(RECORDS FOR THE EXERCISE Opens)

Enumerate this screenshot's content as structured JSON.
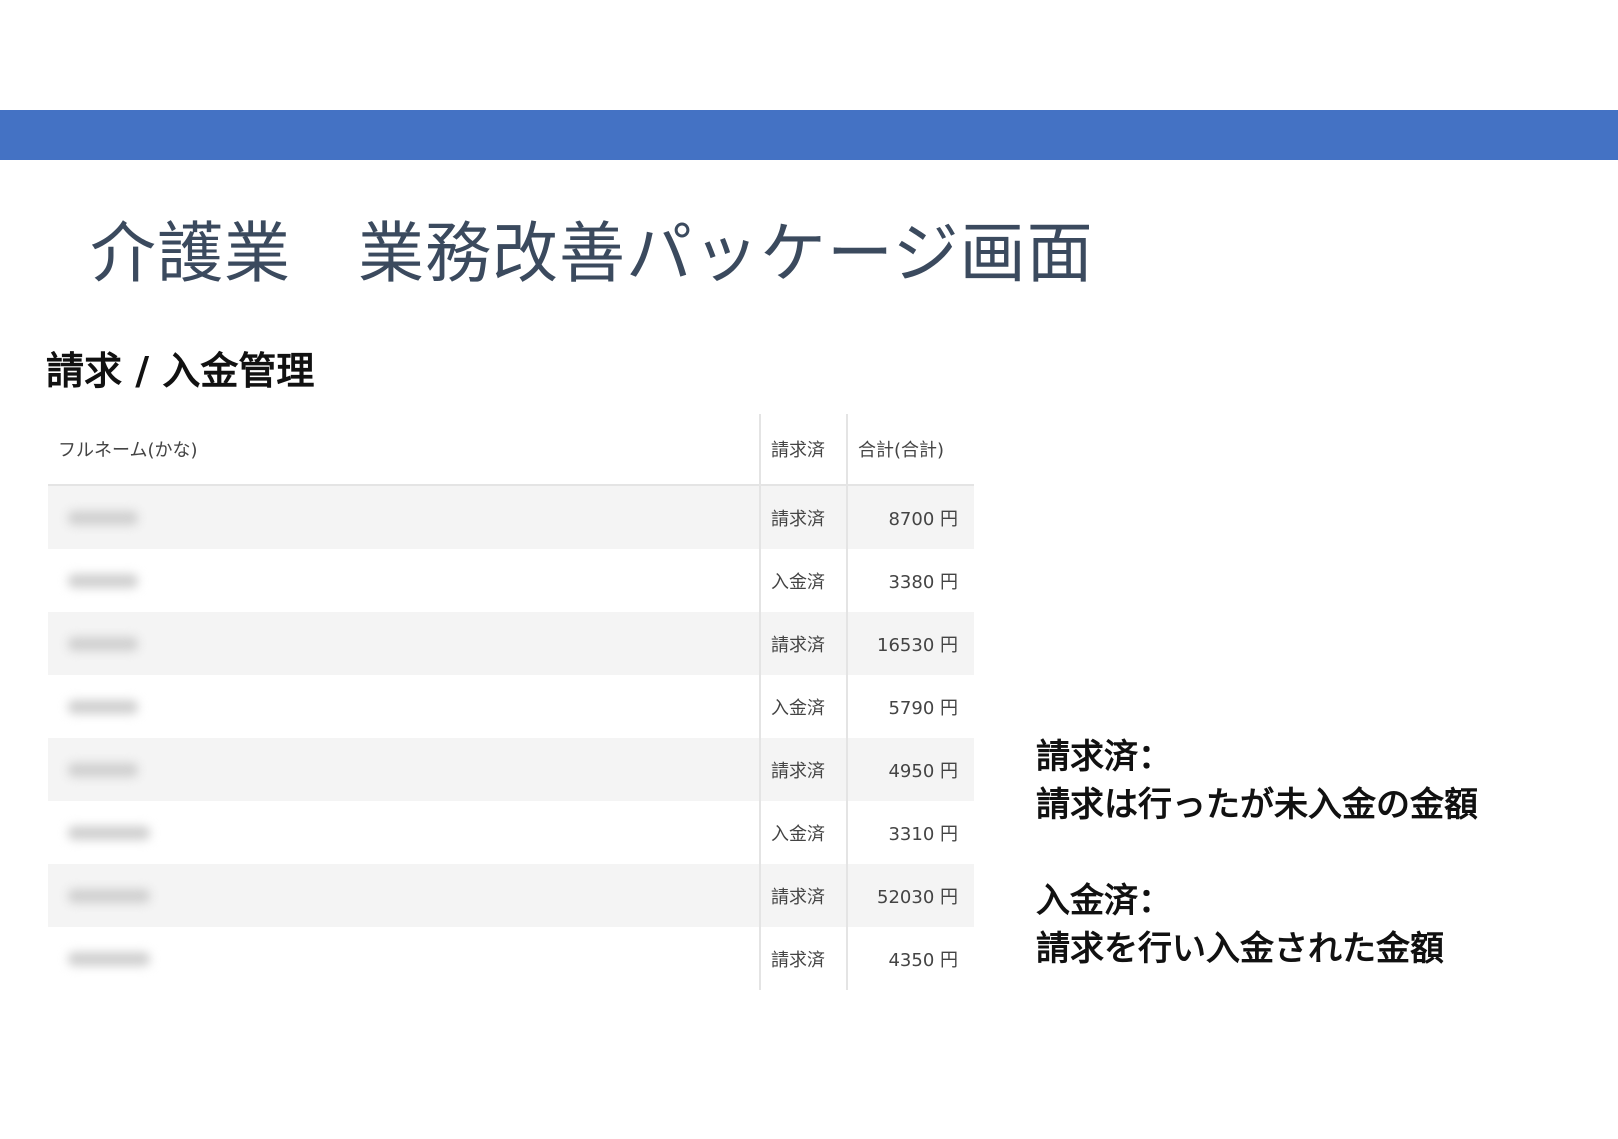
{
  "slide": {
    "title": "介護業　業務改善パッケージ画面",
    "accent_color": "#4472c4"
  },
  "section": {
    "title": "請求 / 入金管理"
  },
  "table": {
    "headers": {
      "name": "フルネーム(かな)",
      "status": "請求済",
      "total": "合計(合計)"
    },
    "rows": [
      {
        "status": "請求済",
        "total": "8700 円"
      },
      {
        "status": "入金済",
        "total": "3380 円"
      },
      {
        "status": "請求済",
        "total": "16530 円"
      },
      {
        "status": "入金済",
        "total": "5790 円"
      },
      {
        "status": "請求済",
        "total": "4950 円"
      },
      {
        "status": "入金済",
        "total": "3310 円"
      },
      {
        "status": "請求済",
        "total": "52030 円"
      },
      {
        "status": "請求済",
        "total": "4350 円"
      }
    ]
  },
  "legend": {
    "billed_term": "請求済：",
    "billed_desc": "請求は行ったが未入金の金額",
    "paid_term": "入金済：",
    "paid_desc": "請求を行い入金された金額"
  }
}
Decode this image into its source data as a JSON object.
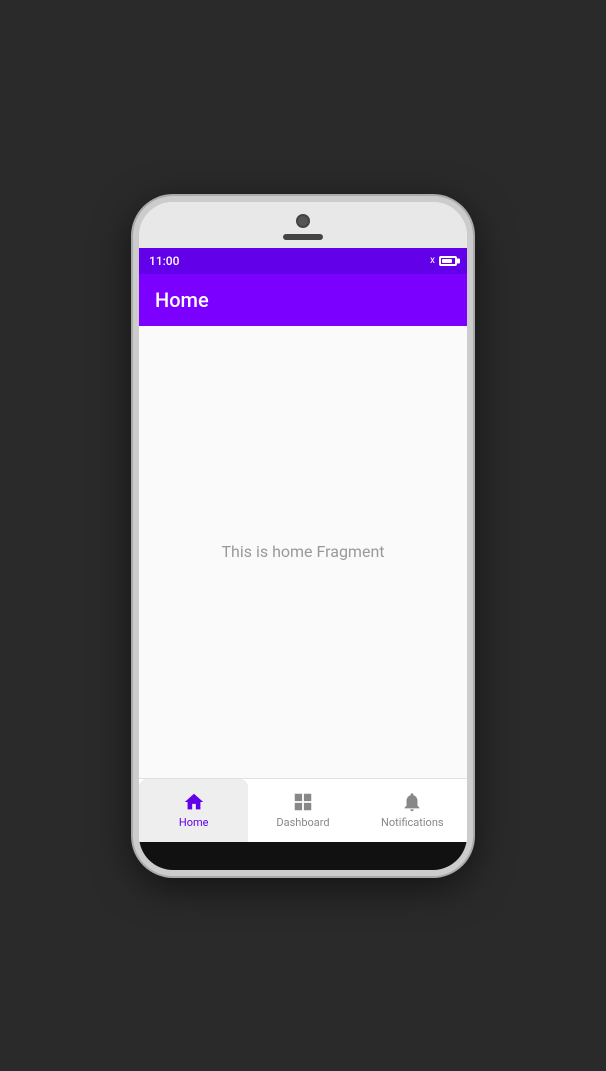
{
  "phone": {
    "status_bar": {
      "time": "11:00",
      "battery_x": "x",
      "icons_label": "status icons"
    },
    "app_bar": {
      "title": "Home"
    },
    "content": {
      "text": "This is home Fragment"
    },
    "bottom_nav": {
      "items": [
        {
          "id": "home",
          "label": "Home",
          "active": true,
          "icon": "home-icon"
        },
        {
          "id": "dashboard",
          "label": "Dashboard",
          "active": false,
          "icon": "dashboard-icon"
        },
        {
          "id": "notifications",
          "label": "Notifications",
          "active": false,
          "icon": "bell-icon"
        }
      ]
    }
  }
}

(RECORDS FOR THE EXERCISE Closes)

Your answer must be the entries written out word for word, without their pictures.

Enumerate this screenshot's content as structured JSON.
{
  "slide": {
    "title": "介護業　業務改善パッケージ画面",
    "accent_color": "#4472c4"
  },
  "section": {
    "title": "請求 / 入金管理"
  },
  "table": {
    "headers": {
      "name": "フルネーム(かな)",
      "status": "請求済",
      "total": "合計(合計)"
    },
    "rows": [
      {
        "status": "請求済",
        "total": "8700 円"
      },
      {
        "status": "入金済",
        "total": "3380 円"
      },
      {
        "status": "請求済",
        "total": "16530 円"
      },
      {
        "status": "入金済",
        "total": "5790 円"
      },
      {
        "status": "請求済",
        "total": "4950 円"
      },
      {
        "status": "入金済",
        "total": "3310 円"
      },
      {
        "status": "請求済",
        "total": "52030 円"
      },
      {
        "status": "請求済",
        "total": "4350 円"
      }
    ]
  },
  "legend": {
    "billed_term": "請求済：",
    "billed_desc": "請求は行ったが未入金の金額",
    "paid_term": "入金済：",
    "paid_desc": "請求を行い入金された金額"
  }
}
Decode this image into its source data as a JSON object.
{
  "phone": {
    "status_bar": {
      "time": "11:00",
      "battery_x": "x",
      "icons_label": "status icons"
    },
    "app_bar": {
      "title": "Home"
    },
    "content": {
      "text": "This is home Fragment"
    },
    "bottom_nav": {
      "items": [
        {
          "id": "home",
          "label": "Home",
          "active": true,
          "icon": "home-icon"
        },
        {
          "id": "dashboard",
          "label": "Dashboard",
          "active": false,
          "icon": "dashboard-icon"
        },
        {
          "id": "notifications",
          "label": "Notifications",
          "active": false,
          "icon": "bell-icon"
        }
      ]
    }
  }
}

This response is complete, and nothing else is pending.